Hirsutism, (unusually thick, male-pattern growth of hair), accompanied by no other symptoms, or much milder ones than those occurring in virilization is often associated with the polycystic ovarian syndrome (PCOS).
Most cases of virilization  are due to congenital adrenal hyperplasia (CAH). The presentation of adrenal virilism depends on the sex of the afflicted individual and the stage of life when the disease is manifested. A baby girl born with the disease (the more severe, classical form ) displays various degrees of masculinization in the external genitalia (pseudohermaphroditism), sometimes to the extent that her sex is erroneously assigned as male . In the less severe, non-classical form the symptoms may appear some years after birth. Affected girls born with normal external genitalia will show some characteristics of virilization, whereas boys will show early puberty.

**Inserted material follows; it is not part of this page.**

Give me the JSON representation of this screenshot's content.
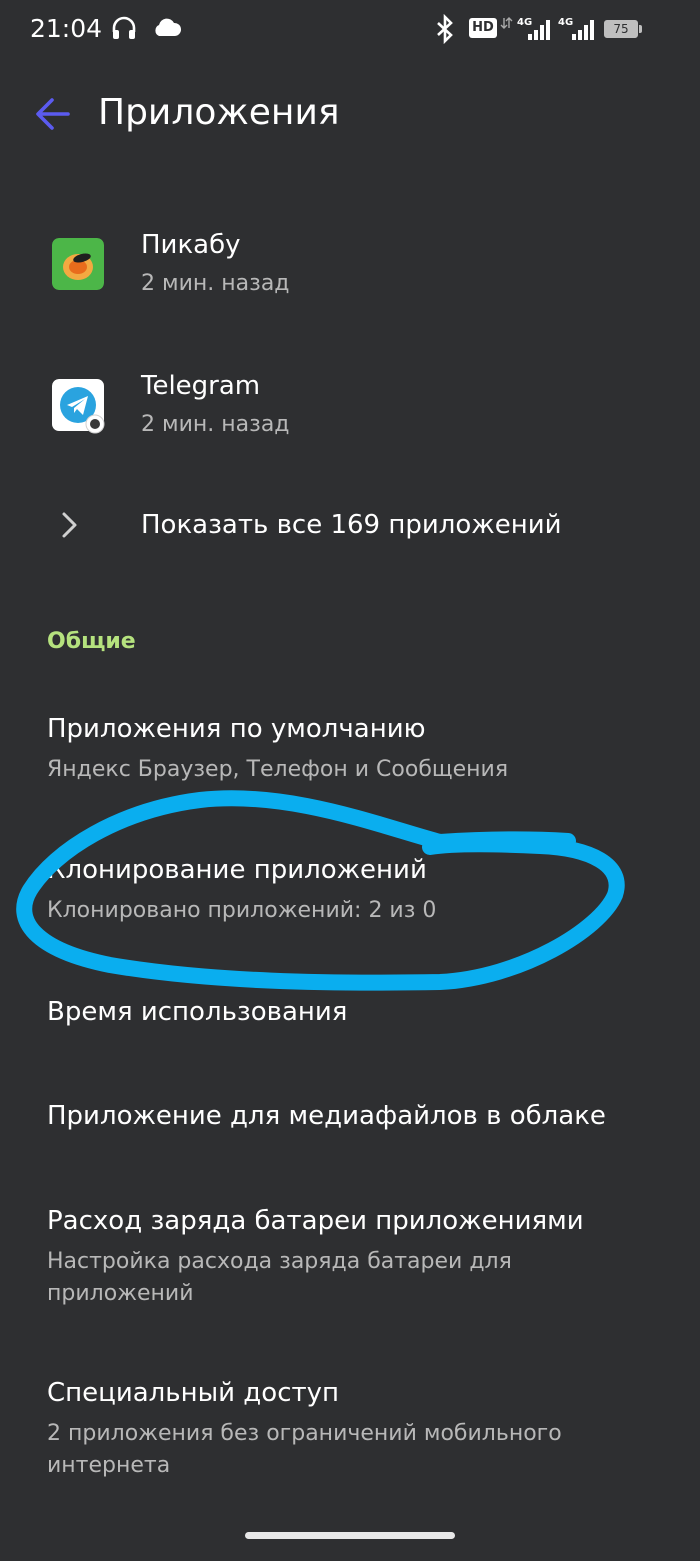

The presence of excessive androgenic hormones – such as testosterone - is characteristic of this syndrome, which is as expected for the virilizing effects seen . These hormones speed up growth; stimulate the maturation of bone structures; enlarge the clitoris in girls and the penis in boys, and cause hirsutism and acne. Further symptoms include deeper voice, balding of the head and reddening of the skin, developing stronger muscles, the cessation of periods, and increased sexual drive in women.
Some newborn babies present with a version of the disease in which there is a deficiency in maintaining normal salt and water concentrations  . In these patients mineralocorticoid and salt supplementation are necessary; in the past many of these infants have died  .
A diagnosis of virilization needs to differentiate between adrenal and ovarian origins, as well as between hyperplastic states and tumors as sources of the disease. It should be remembered that mild symptoms, or just hirsutism coupled with scanty periods and elevated testosterone levels, may indicate the most frequent condition of androgen excess in women: the polycystic ovary syndrome. This is a complex disease, with a somewhat problematic diagnosis  . The examination of adult women should include ultrasound tests, determination of hormone levels, and biopsy for evaluating histopathological results. The latter is especially important if the symptoms are atypical or develop unusually fast, indicating the presence of ovarian or adrenal tumors   . Exogenously added androgens also have to be considered in the diagnosis.
Finding increased concentrations of adrenal androgens   in the urine verifies adrenal virilism. Results at the high end of the urinary 17-ketosteroid assay can indicate adrenal disease, of which the most common is due to a deficiency of the 21-hydroxylase enzyme  . Conversely, when urinary ketosteroid levels are in the low to normal range, it suggests an ovarian source for the disease . Urinary 17-ketosteroid elevation can also be used to differentiate men with the adrenogenital syndrome from patients with other forms of sexual precocity.
The following androgens are elevated in the urine in adrenal hyperplasia: dehydroepiandrosterone (DHEA), its sulfate (DHEAS), and frequently pregnanetriol. DHEA and DHEAS, together with 17-hydroxyprogesterone, testosterone, and androstenedione may also be in the high range in the plasma.
The suppression of symptoms with exogenous steroid can be used to make the distinction between hyperplasia and autonomous adrenal tumor. Thus, tumors as the source of virilization can be ruled out if dexamethasone suppresses the androgen levels . If no suppression is observed, the adrenal glands and ovaries should be examined by computerized tomography (CT), magnetic resonance imaging (MRI) or ultrasonography, to find a possible tumor. Stimulation by the administration of synthetic adrenocorticotropic hormone (cosyntropin) is expected to raise the 17-hydroxyprogesterone level if adrenal hyperplasia is the source of virilism .